The Maolin National Scenic Area is one of the newest official Scenic Areas on the main island of Taiwan, and as such is still relatively unexplored by the general public, which is a great bonus for visitors coming here for the first time, as you will be able to enjoy the spectacular sights unimpeded. The Scenic Area is a long thin stretch of inland mountainous country stretching from Kaohsiung? Taoyuan Township in the North, to Pingtung? Majia Township in the south. The Scenic Area was formed in recognition of the importance of the beautiful mountainous scenery and virgin forest which characterize the landscape of the region, and in an attempt to preserve it for future generations. Maolin is quintessentially rural inland Taiwan.
Perhaps the most spectacular sight to see in the Scenic Area is Purple Butterfly Valley, at the foot of the Dawushan (Mount Dawu). This warm and moist valley is the winter home of Taiwan purple crow butterfly (or Taiwan purple-spotted butterfly). Every year, it is estimated that over a million such butterflies arrive in the valley from the north, seeking shelter from the harsh winter. Here they rest in the shade of the mountains, covering the forest in a veil of black and purple wings. This valley is one of only two places in the world where visitors can see such large numbers of these beautiful migratory creatures, the other being Mexico? Monarch Butterfly Valley.

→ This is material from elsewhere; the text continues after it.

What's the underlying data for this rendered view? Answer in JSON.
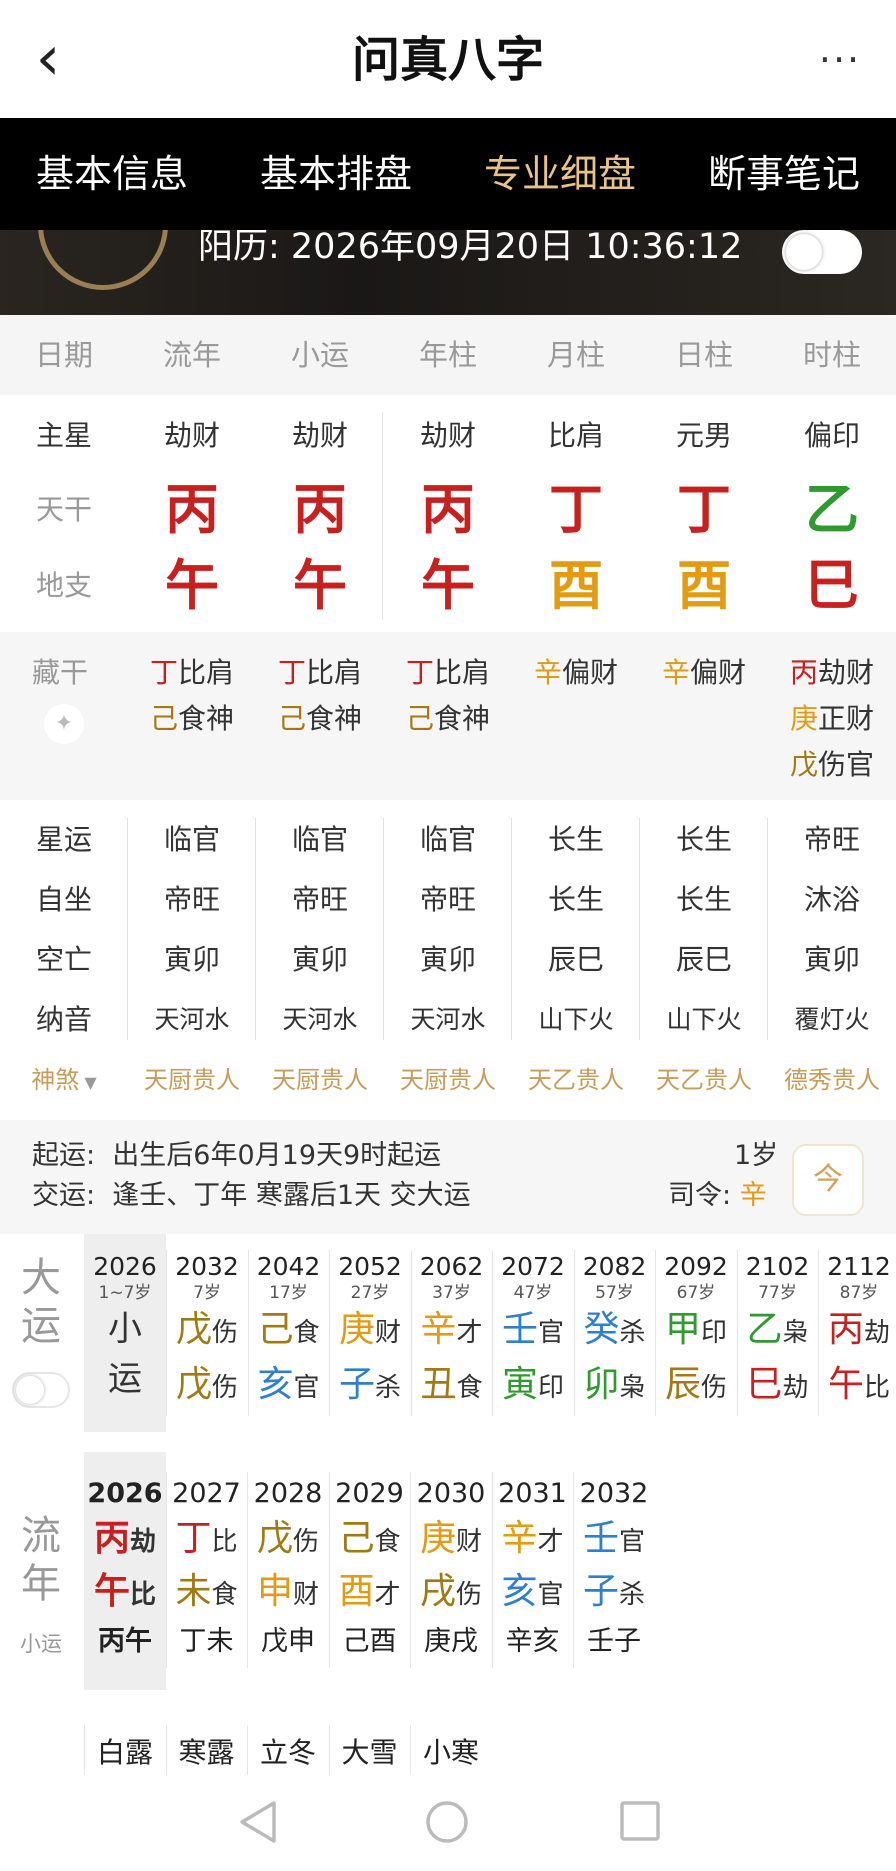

Another beautiful sight not be missed is Cingrengu (Lovers??Gorge). Located on the Jhuokou River south of Maolin Village, the gorge is reached by crossing a bridge. The gorge is graced by a magnificent waterfall consisting of five separate layers. The water falls in a fine thin spray which is refreshing after the summer heat, and at certain times of day, the sunlight strikes it in such a way as to cause a rainbow to appear. The river at the base of the fall is wide and deep enough to swim in, and the spot is wonderfully calm and relaxing.
The region is home to four aboriginal tribes: the Bunun, Tsou, Rukai, and Paiwan. The Rukai and Paiwan share many of the same cultural traditions. Both tribes build their houses from slate, both decorate themselves with glass beads, and both share many of the same rituals. However, while the Rukai have the lily as their sacred symbol, a clay kettle is the sacred sign for the Paiwan. Visitors to the valleys of Maolin can witness many of the festivals and see the handicrafts of these peoples.
For more information about the Maolin National Scenic Area, visit: http://www.maolin-nsa.gov.tw/ .